Feral Cat Coalition Policy Regarding Testing and Vaccination for FeLV/FIV/FIP

Currently the Feral Cat Coalition (FCC) does not routinely test or vaccinate for FeLV, FIP, or FIV. There are several reasons why this is not done at our monthly clinics:

The Sheer Number of Cats, Cost, and Time Delay

Our clinics typically have an average of 100-150 cats, sometimes as many as 225 cats at a time. Even operating at maximum efficiency, these clinics take 6-7 hours from start to finish. If we were to add in the time to draw blood and run test kits for FeLV/FIV on each cat, this would significantly increase the time for the full clinic. If we were to test and vaccinate all these cats, the cost incurred would certainly reduce the number of cats that we could sterilize.

Reliability of Testing

Salivary screening for FeLV is not as accurate as a blood test. If an otherwise healthy, asymptomatic cat turns up positive, then there is the dilemma of euthanizing an animal that might have sero-converted to negative. It is nearly impossible to trap these cats again and retest in 2 to 4 months to see if they remain positive carriers or convert to negative. (This is very likely for kittens.) There is no quick “in-house” test kit for FIP at all. It is doubtful that any trap/spay/neuter/release group is eliminating this potentially deadly virus from its colonies. On the other hand, FCC veterinarians do have discretion to request testing and then euthanize any symptomatic animal.

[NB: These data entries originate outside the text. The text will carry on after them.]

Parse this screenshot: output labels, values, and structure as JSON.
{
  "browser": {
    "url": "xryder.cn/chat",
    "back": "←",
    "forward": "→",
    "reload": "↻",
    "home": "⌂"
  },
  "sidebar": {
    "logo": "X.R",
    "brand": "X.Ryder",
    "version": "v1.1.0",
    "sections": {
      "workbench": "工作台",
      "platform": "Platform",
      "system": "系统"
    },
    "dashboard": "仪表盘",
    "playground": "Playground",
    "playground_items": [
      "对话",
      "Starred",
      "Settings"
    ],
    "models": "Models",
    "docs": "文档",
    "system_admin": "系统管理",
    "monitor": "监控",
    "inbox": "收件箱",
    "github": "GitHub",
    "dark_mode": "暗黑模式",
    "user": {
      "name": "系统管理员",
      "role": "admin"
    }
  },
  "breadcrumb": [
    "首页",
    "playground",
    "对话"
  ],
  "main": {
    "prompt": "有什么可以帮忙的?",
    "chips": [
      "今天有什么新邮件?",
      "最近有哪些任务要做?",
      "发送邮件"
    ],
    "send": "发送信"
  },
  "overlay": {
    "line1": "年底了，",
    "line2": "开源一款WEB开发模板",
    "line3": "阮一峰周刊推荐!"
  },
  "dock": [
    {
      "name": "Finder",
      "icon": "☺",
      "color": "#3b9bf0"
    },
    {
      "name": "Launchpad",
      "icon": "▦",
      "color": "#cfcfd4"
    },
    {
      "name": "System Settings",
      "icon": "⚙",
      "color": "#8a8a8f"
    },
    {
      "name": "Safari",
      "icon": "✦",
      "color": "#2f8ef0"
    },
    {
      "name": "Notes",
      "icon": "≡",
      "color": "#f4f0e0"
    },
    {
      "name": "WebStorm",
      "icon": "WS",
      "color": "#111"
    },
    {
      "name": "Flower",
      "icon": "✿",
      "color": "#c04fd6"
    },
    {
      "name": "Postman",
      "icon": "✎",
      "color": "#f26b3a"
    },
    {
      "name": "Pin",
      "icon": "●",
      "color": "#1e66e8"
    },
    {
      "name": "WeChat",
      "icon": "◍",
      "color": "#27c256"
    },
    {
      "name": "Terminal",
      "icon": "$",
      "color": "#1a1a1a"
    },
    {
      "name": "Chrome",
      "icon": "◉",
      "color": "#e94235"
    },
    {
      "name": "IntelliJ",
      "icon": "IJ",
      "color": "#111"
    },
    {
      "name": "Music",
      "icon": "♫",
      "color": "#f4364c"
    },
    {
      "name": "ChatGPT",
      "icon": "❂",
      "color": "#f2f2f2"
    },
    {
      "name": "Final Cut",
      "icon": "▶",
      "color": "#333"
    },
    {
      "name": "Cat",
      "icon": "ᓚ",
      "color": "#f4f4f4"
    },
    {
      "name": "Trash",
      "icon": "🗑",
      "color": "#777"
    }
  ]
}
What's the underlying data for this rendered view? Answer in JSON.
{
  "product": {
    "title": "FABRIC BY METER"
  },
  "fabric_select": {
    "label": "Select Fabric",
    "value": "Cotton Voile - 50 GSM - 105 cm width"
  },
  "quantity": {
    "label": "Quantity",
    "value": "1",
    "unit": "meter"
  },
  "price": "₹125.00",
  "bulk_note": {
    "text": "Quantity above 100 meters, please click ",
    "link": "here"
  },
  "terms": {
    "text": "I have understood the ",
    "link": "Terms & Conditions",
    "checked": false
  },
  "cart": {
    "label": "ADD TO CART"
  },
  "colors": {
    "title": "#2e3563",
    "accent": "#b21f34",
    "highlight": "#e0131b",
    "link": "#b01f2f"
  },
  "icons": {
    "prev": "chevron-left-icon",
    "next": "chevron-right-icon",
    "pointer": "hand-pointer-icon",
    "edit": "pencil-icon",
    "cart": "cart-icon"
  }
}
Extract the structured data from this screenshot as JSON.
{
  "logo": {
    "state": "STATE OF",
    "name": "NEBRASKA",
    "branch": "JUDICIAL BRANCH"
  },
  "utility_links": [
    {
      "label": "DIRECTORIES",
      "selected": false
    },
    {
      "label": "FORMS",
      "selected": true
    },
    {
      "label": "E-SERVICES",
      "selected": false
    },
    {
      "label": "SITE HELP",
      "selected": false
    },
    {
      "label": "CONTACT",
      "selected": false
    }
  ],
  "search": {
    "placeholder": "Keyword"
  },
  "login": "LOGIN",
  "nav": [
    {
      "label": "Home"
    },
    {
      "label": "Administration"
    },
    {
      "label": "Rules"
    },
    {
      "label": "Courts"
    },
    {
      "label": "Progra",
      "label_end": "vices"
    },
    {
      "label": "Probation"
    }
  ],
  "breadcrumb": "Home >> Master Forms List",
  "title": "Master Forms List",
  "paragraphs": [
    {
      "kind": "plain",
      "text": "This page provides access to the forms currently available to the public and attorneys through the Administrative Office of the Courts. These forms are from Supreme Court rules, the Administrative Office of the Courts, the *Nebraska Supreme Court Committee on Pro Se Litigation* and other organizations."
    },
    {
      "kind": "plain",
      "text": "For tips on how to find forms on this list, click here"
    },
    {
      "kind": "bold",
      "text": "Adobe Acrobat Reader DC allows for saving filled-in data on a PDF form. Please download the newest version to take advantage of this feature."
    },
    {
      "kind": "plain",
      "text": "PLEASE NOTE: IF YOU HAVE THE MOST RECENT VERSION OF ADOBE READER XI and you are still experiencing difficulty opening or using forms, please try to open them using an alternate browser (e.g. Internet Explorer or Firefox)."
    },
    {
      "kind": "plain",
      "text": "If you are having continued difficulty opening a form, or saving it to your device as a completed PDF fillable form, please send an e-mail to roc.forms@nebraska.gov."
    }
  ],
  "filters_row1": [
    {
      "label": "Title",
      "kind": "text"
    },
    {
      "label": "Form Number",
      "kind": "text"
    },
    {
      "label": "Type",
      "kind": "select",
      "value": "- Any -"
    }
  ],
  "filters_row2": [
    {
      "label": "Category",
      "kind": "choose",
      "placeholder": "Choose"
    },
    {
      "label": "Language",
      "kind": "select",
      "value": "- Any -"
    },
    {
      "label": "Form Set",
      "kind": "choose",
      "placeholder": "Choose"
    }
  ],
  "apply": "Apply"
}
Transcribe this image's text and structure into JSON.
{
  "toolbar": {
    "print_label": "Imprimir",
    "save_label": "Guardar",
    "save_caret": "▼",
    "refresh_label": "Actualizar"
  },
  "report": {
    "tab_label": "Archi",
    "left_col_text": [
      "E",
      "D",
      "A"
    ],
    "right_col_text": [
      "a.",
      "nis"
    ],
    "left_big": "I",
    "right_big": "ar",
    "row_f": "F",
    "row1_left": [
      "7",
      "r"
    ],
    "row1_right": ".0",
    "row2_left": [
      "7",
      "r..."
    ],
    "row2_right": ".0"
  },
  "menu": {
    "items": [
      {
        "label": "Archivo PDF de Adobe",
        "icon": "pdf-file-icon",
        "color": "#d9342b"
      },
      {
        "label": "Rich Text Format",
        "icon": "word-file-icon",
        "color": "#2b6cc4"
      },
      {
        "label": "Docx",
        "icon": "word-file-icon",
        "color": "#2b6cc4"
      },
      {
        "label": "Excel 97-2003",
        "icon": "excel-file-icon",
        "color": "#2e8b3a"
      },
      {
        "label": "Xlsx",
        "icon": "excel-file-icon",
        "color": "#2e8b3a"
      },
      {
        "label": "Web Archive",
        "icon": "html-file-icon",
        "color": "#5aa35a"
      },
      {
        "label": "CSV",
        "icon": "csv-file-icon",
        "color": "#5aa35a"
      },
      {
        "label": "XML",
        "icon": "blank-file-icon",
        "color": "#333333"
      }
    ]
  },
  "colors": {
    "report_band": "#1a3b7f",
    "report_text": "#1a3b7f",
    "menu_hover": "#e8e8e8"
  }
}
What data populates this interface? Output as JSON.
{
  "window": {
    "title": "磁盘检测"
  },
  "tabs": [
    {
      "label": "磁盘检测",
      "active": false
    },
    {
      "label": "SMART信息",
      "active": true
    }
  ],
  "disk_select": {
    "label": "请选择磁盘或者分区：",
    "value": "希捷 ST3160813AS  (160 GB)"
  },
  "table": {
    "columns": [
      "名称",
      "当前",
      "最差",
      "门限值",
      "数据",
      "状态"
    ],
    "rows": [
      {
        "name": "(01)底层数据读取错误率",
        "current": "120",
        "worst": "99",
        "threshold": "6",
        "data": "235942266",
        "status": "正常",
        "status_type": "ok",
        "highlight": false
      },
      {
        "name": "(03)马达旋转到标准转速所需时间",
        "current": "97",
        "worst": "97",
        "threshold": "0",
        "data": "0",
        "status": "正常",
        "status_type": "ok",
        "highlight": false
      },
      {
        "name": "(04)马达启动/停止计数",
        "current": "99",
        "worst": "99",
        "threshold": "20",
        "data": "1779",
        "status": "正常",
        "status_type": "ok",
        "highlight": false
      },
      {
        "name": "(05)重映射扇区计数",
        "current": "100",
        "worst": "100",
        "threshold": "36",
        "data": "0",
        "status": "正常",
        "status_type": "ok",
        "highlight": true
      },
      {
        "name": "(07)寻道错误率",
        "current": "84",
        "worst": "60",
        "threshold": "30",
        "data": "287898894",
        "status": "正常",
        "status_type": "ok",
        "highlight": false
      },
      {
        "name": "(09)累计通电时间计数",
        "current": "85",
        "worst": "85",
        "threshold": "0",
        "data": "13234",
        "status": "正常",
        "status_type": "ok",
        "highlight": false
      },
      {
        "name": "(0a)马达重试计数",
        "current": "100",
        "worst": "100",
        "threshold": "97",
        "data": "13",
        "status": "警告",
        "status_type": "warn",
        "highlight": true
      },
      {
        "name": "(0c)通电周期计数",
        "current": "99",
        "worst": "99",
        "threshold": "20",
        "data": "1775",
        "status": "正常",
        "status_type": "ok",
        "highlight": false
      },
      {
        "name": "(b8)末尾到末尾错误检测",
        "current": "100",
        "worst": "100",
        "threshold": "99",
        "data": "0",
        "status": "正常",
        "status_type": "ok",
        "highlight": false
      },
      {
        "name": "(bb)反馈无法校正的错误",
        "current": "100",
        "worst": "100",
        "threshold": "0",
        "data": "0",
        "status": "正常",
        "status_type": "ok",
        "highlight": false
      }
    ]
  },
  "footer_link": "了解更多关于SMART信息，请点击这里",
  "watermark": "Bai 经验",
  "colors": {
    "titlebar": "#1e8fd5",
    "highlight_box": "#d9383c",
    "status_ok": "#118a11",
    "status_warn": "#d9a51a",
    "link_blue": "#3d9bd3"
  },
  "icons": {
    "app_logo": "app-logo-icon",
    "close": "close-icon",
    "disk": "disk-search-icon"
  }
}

The Success of Our Current Program

Since the start of our spay/neuter clinics in November 1992, the number of cats euthanized in San Diego County shelters has dropped by nearly 50 percent. Since these viruses are most often transmitted through fighting among intact toms and breeding queens, just spaying and neutering cats in these colonies decreases their risk.

In conclusion, we feel that our primary objective has always been to eliminate the incredible surplus of unwanted cats and kittens through humane trap/sterilize/release clinics. The numbers so far indicate that this program is working very well — much better than traditional impounding methods (at least in our county).

However, we certainly are not opposed to testing, vaccinating and (when necessary) euthanizing feral cats. In a perfect world with unlimited resources and volunteers enough to staff multiple clinics per month, testing and vaccinating for these viral diseases would certainly be a plus. For now, decreasing the population and therefore the suffering of these cats will remain our primary goal.

Michelle Chappell, DVM, FCC Veterinary Liaison